ICSI: A single sperm is injected into the egg
In cases where there are sperm, but they do not move properly, and so cannot fertilise the egg, a single sperm is taken, then injected across the membrane of the woman's egg.
This was a major breakthrough in the treatment of male subfertility - and success rates for ICSI now rival those of ordinary IVF.
The first UK ICSI baby was born in 1992.
Some men cannot produce any sperm in their ejaculate at all - this may be due to a blockage, or simply a deficiency in sperm production.

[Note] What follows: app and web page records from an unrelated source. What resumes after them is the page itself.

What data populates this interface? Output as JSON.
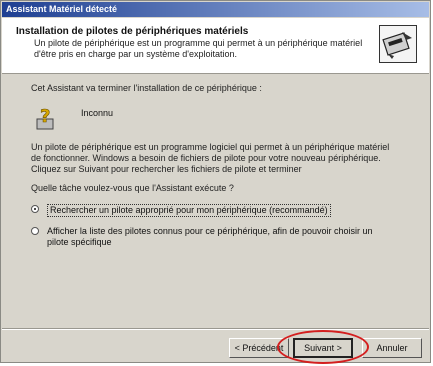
{
  "window": {
    "title": "Assistant Matériel détecté"
  },
  "header": {
    "title": "Installation de pilotes de périphériques matériels",
    "subtitle": "Un pilote de périphérique est un programme qui permet à un périphérique matériel d'être pris en charge par un système d'exploitation.",
    "icon": "hardware-wizard-icon"
  },
  "content": {
    "intro": "Cet Assistant va terminer l'installation de ce périphérique :",
    "device": {
      "icon": "unknown-device-icon",
      "name": "Inconnu"
    },
    "description": "Un pilote de périphérique est un programme logiciel qui permet à un périphérique matériel de fonctionner. Windows a besoin de fichiers de pilote pour votre nouveau périphérique. Cliquez sur Suivant pour rechercher les fichiers de pilote et terminer",
    "question": "Quelle tâche voulez-vous que l'Assistant exécute ?",
    "options": [
      {
        "label": "Rechercher un pilote approprié pour mon périphérique (recommandé)",
        "selected": true
      },
      {
        "label": "Afficher la liste des pilotes connus pour ce périphérique, afin de pouvoir choisir un pilote spécifique",
        "selected": false
      }
    ]
  },
  "buttons": {
    "back": "< Précédent",
    "next": "Suivant >",
    "cancel": "Annuler"
  },
  "colors": {
    "highlight": "#d41f1f",
    "titlebar": "#1e3f92"
  }
}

In the 1990s, experts managed to produce sperm suitable for ICSI by putting a probe into the testicle itself and sucking out fluid.
Sometimes doctors need to operate to remove a tiny section of testicular tissue which they examine closely for useable sperm.
'Donor Child': APRIL 1995
JAYCEE Buzzanca was dubbed "Nobody's Child" after being legally declared to have no identifiable parents.
She was conceived in a California infertility clinic from donor sperm and a donor egg, then transferred into the womb of a surrogate mother recruited by a Los Angeles couple, John and Luanne Buzzanca.
Oldest mother: NOVEMBER 1997
There was a furore when it was revealed that a 60-year-old widow, Liz Buttle, had lied about her age to receive fertility treatment at a London clinic.
She gave birth to a son.
First 'frozen egg' baby: 1997
While doctors were already storing sperm, and embryos, at very low temperature, there were concerns about doing the same with eggs.
Frozen eggs were thawed and used in IVF
Eventually however, the technique of freezing and thawing proved safe in animals, and it was transferred to humans.
The first baby conceived this way was born in the US, and the first in the UK in 2001.
The technique offered young women whose fertility was threatened by illness to store their eggs until a time when they wished to have children.
Dead man's sperm: JUNE 1998
In an infamous court case, widow Diane Blood applied for the right to use sperm stored by her dead husband Stephen just before he embarked on cancer treatment.
The Human Fertilisation and Embryology Authority ruled that he had not given written consent for this, even though Mrs Blood insisted he had told her that she could go ahead.
The Court of Appeal ruled that she could go abroad for treatment with the sperm - and she has since had two children.
The issue of consent is a thorny one - two women went to court in 2003 to try to use embryos created during IVF treatment with their now ex-partners.
Both men oppose the use of the embryos.
Laser assisted-hatching: 1999
Even good quality embryos may not implant in a woman's womb, but repeated failure to do so may indicate a problem.
One solution, which resulted in its first births in 1999, was the use of a laser beam to breach an outer "shell" around the embryo - which may help its contents get established.
Chromosome screening: 1999
Chromosome, or aneuploidy screening, could be one way of reducing the rate of miscarriage following IVF treatment.
Chromosome screening could reveal flawed embryos
It is thought that, particularly in older women, screening could pick out faults which otherwise might reduce the chance of the embryo implanting successfully.
While the technique has been offered in the US and Europe since the late 1990s, the first pregnancy following aneuploidy screening in the UK is only just underway in 2003.